U.S., China Extend Short-Term, Business Visa Validity Reciprocal Arrangement
This article was prepared with the assistance of ABIL, the Alliance of Business Immigration Lawyers, of which Laura Danielson is an active member.
On November 12, 2014, the United States began issuing visas in accordance with a new reciprocal arrangement with China, the Department of State’s Bureau of Consular Affairs announced. Chinese applicants who qualify for a B nonimmigrant visa (NIV) may now be issued multiple-entry visas for up to 10 years for business and tourist travel. Qualified Chinese students and exchange visitors and their dependents who qualify for F, M, or J visas are now eligible for multiple-entry visas valid for up to five years or the length of their program. U.S. citizens eligible for Chinese short-term business and tourist visas should also receive multiple-entry visas valid for up to 10 years, while qualified U.S. students may receive student residence permits valid up to five years, depending on the length of their educational programs.
The Bureau noted that visa validity is not the same as the allowed duration of stay. A visa allows a foreign citizen to travel to a U.S. port of entry where a Customs and Border Protection officer will grant admission to valid travelers. In doing so, the officer will inform the traveler of the permitted length of stay. The current change in visa validity does not change the permitted duration of stay for any visa class.
The Bureau said it expects that these changes in visa validity “will be very popular among Chinese travelers. The U.S. Mission in China is taking steps to handle a potential increase in visa workload and intends to keep visa processing times as short as they have been over the past several years.”
There will be no change in visa application fees. The basic visa fee of $160 includes appointment scheduling and passport delivery services.
The United States and China continue to discuss visa validity for other classes of visas. All such decisions are made on a reciprocal basis. The Bureau noted that in FY 2014, business, tourist, student, and exchange visitor visas represented 97 percent of all nonimmigrant visa applications processed in China for Chinese citizens.
A related White House fact sheet notes that China is the fastest-growing outbound tourism market in the world. In 2013, 1.8 million Chinese travelers visited the United States, contributing $21.1 billion to the U.S. economy and supporting more than 109,000 American jobs. Chinese travelers consistently rank the United States as their most-desired travel destination, the fact sheet notes, yet less than 2 percent of total Chinese travelers come to the United States. Chinese travelers cite ease of visa policies as the second most important factor in deciding where to travel, behind only cost. “A competitive visa policy will help us meet projections that suggest as many as 7.3 million Chinese travelers will come to the United States by 2021, contributing nearly $85 billion a year to the economy and supporting up to 440,000 U.S. jobs,” the fact sheet states.

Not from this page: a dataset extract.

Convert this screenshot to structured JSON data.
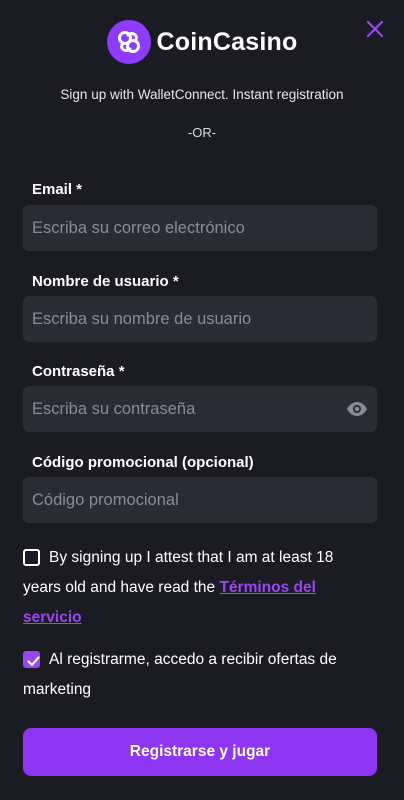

The White House fact sheet also notes that 28 percent of all foreign students and exchange visitors in the United States originate from China. Chinese students in the United States spent $8 billion in 2013, an increase of nearly 24 percent over the previous year.
The White House fact sheet is available at http://www.whitehouse.gov/the-press-office/2014/11/10/fact-sheet-supporting-american-job-growth-and-strengthening-ties-extendi. The revised reciprocity schedule is available at http://travel.state.gov/content/dam/visas/policy_updates/Revised_Reciprocity_Schedule_for_China_November_2014.pdf.